Netzach and Hod. All sefirot can also be mapped onto the body, and Netzach and Hod are generally thought of as the legs. They can also be thought of as the kidneys, and it’s this interpretation that I use here. Netzach and Hod, then, are my filter. A filter generally has two parameters––cutoff and resonance. Cutoff determines the range of frequency that the filter lets through, while resonance augments the frequencies at the edge of the cutoff’s boundaries. Netzach, being on the side of expansion, therefore becomes resonance, while Hod, on the side of contraction, becomes cutoff (a kind of “humility” of sound).
Yesod is where it all comes together, and so it becomes my mixer. It doesn’t make sound of its own, but it channels and shapes all the sounds before it.
Malkhut, finally, is where the sound from above enters our ears.
Which brings us back to the Omer. So how does all this work within the Omer’s matrix of forty-nine days? Well, something like this:
For each of the first five days of each of the first five weeks, I produced a new composition focusing on the combined elements of the day. So, on the first day of the project, Chesed of Chesed, I focused solely on the oscillator. For day two, I looked at the influence of sequencers on oscillators. And so on through the weeks of Chesed, Gevurah, Tiferet, Netzach, and Hod. The sixth day of each week, Yesod, was devoted to mixing the results of the previous five days into a single, longer, “suite.” Finally, on the seventh day of each week, the day of Malkhut, I responded to this mix with additional, non-synthesized, “worldly,” instruments (a guitar, an autoharp, a shruti box, and a kalimba), attempting to enact our reception of energy through the network of the sefirot, as well as our obligation to send that energy back to its source.
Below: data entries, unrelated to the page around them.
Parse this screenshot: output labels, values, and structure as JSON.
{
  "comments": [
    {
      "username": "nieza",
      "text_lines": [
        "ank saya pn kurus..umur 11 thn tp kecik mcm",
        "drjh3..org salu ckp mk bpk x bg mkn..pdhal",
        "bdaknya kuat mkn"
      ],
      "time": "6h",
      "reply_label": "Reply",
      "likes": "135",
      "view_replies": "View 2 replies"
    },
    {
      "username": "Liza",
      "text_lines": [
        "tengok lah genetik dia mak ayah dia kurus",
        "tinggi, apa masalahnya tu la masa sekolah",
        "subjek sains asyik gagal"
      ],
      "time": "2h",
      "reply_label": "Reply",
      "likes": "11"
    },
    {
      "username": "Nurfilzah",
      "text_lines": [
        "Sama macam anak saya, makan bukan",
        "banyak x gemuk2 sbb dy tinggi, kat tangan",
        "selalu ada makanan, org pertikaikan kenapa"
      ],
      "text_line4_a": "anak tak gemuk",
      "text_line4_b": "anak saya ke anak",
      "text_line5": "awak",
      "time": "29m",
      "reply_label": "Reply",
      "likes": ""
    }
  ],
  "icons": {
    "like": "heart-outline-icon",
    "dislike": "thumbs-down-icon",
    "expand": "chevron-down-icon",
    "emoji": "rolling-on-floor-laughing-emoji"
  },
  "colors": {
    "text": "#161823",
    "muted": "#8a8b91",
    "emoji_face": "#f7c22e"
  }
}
Finally, for the last two weeks of the Omer, Yesod and Malkhut, I no longer focused on sound production but on final mixing (during Yesod), and on releasing these mixes to the “world” (i.e. you) via various platforms, as I’m doing now during the week of Malkhut. The resulting “pieces” are not meant to be dogmatic (although they were more so at the beginning). Instead I have tried to prioritize musicality over rigorous adherence to the conceptual structure of the project. But in the end I hope that something of the spirit of the sefirot will come through. If not, I hope these attempts to synthesize the sefirot will at least provide a good listen! Headphones are recommended.